The decline had real-world implications at the start of 2014, as the Atlantic Club Casino Hotel shut down mid-January, leaving the city with just 11 operating casinos.

Can Internet Gambling Save the Day?

However, industry insiders say that they expect this trend to reverse itself in 2014, as the introduction of online gambling should provide a much-needed boost in revenues during the coming year.

“Obviously it’s disappointing to see another year where it’s a decline,” said Tony Rodio, head of the Casino Association of New Jersey and president of the Tropicana Casino and Resort, which snatched up a piece of the Atlantic Club and will be taking most of the casino’s gaming equipment. “But hopefully with the addition of Internet gambling, I think you’re going to see an increase in 2014.”

The 2013 annual figures were the first-ever to include online gambling revenue in New Jersey, as the state’s Internet casino marketplace opened in late November. Overall, casinos took in $8.4 million in winnings during that time. The lion’s share of that revenue was split between the Borgata and Caesars Interactive, which combined to bring in $6.1 million of that total.

The largest winner of all was the Borgata, which won $3.7 million on its PartyPoker-branded online gambling sites.

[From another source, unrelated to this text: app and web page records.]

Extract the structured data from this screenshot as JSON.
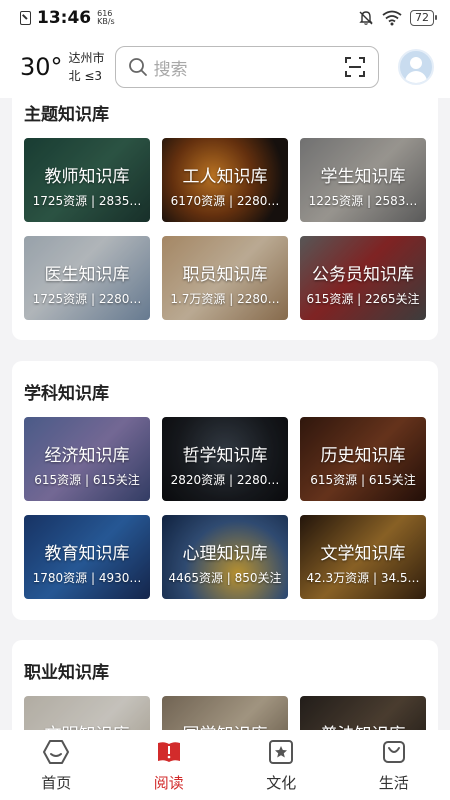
{
  "status_bar": {
    "time": "13:46",
    "net_speed_value": "616",
    "net_speed_unit": "KB/s",
    "battery": "72"
  },
  "header": {
    "temperature": "30°",
    "city": "达州市",
    "wind": "北 ≤3",
    "search_placeholder": "搜索"
  },
  "sections": [
    {
      "title": "主题知识库",
      "cards": [
        {
          "name": "教师知识库",
          "stats": "1725资源 | 2835…"
        },
        {
          "name": "工人知识库",
          "stats": "6170资源 | 2280…"
        },
        {
          "name": "学生知识库",
          "stats": "1225资源 | 2583…"
        },
        {
          "name": "医生知识库",
          "stats": "1725资源 | 2280…"
        },
        {
          "name": "职员知识库",
          "stats": "1.7万资源 | 2280…"
        },
        {
          "name": "公务员知识库",
          "stats": "615资源 | 2265关注"
        }
      ]
    },
    {
      "title": "学科知识库",
      "cards": [
        {
          "name": "经济知识库",
          "stats": "615资源 | 615关注"
        },
        {
          "name": "哲学知识库",
          "stats": "2820资源 | 2280…"
        },
        {
          "name": "历史知识库",
          "stats": "615资源 | 615关注"
        },
        {
          "name": "教育知识库",
          "stats": "1780资源 | 4930…"
        },
        {
          "name": "心理知识库",
          "stats": "4465资源 | 850关注"
        },
        {
          "name": "文学知识库",
          "stats": "42.3万资源 | 34.5…"
        }
      ]
    },
    {
      "title": "职业知识库",
      "cards": [
        {
          "name": "文明知识库",
          "stats": ""
        },
        {
          "name": "国学知识库",
          "stats": ""
        },
        {
          "name": "普法知识库",
          "stats": ""
        }
      ]
    }
  ],
  "tabbar": [
    {
      "label": "首页",
      "icon": "home-icon"
    },
    {
      "label": "阅读",
      "icon": "book-icon"
    },
    {
      "label": "文化",
      "icon": "star-badge-icon"
    },
    {
      "label": "生活",
      "icon": "bag-icon"
    }
  ],
  "colors": {
    "accent": "#d22b2b",
    "text": "#222222",
    "background": "#f3f3f5"
  }
}
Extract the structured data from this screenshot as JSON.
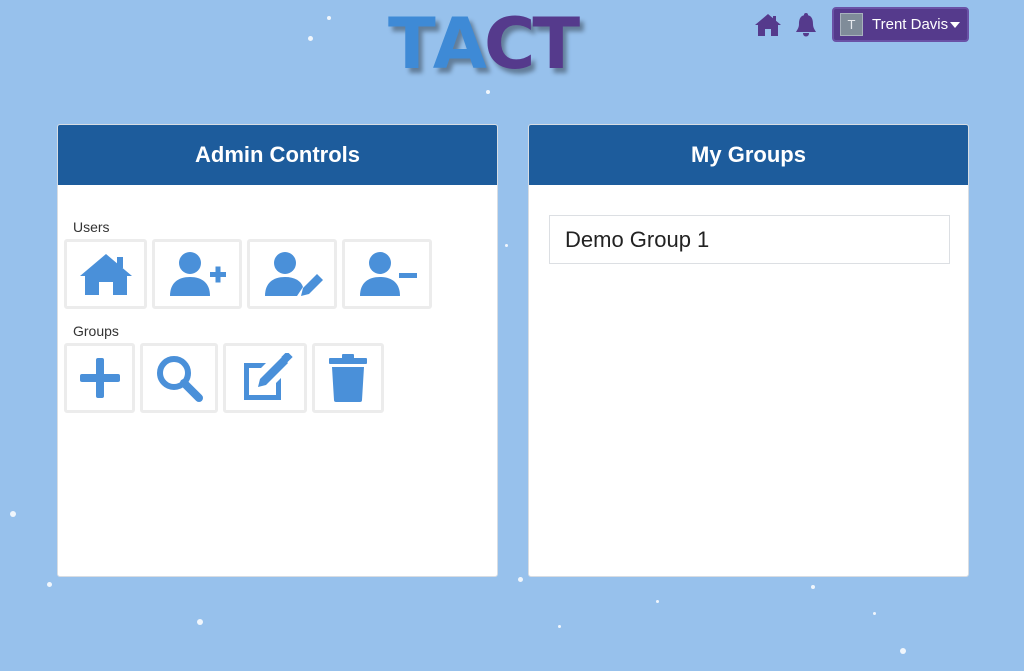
{
  "app": {
    "logo_letters": [
      "T",
      "A",
      "C",
      "T"
    ],
    "colors": {
      "background": "#97c1ec",
      "header": "#1d5c9c",
      "accent": "#553a8c",
      "icon": "#4a90d9"
    }
  },
  "topnav": {
    "home_icon": "home-icon",
    "bell_icon": "bell-icon",
    "user": {
      "avatar_initial": "T",
      "name": "Trent Davis"
    }
  },
  "admin_panel": {
    "title": "Admin Controls",
    "users_label": "Users",
    "users_actions": [
      "home-icon",
      "user-plus-icon",
      "user-edit-icon",
      "user-minus-icon"
    ],
    "groups_label": "Groups",
    "groups_actions": [
      "plus-icon",
      "search-icon",
      "edit-icon",
      "trash-icon"
    ]
  },
  "groups_panel": {
    "title": "My Groups",
    "groups": [
      "Demo Group 1"
    ]
  }
}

“Our network has attracted the largest pool of players in the New Jersey online market, allowing us to offer our customers a wide selection of games and table stakes at all times,” said Keith Smith, president of Boyd Gaming (a firm that owns half of the Borgata). “This gives our network a significant competitive advantage and positions us for further success.”

According to Smith, there was also evidence that the online casinos were bringing in additional revenue, rather than simply shifting money from land-based operations to the Internet.

“When matching our online and land-based databases, we found that 60 percent of online casino customers had not been to Borgata in over a year, and over 75 percent had made fewer than two trips to Borgata in the past year,” said Smith. “And on a combined basis, online and land-based poker revenue at Borgata was up more than 40 percent from our land-based play in December 2012. Clearly, online gaming is complementary to our land-based business, not competitive.”

Still, it’s not yet certain whether online gambling will be the city’s financial savior. Overall, casinos took in $222 million in December 2013 – including their online sites – which was still down slightly from the $223.5 million they took in during December 2012.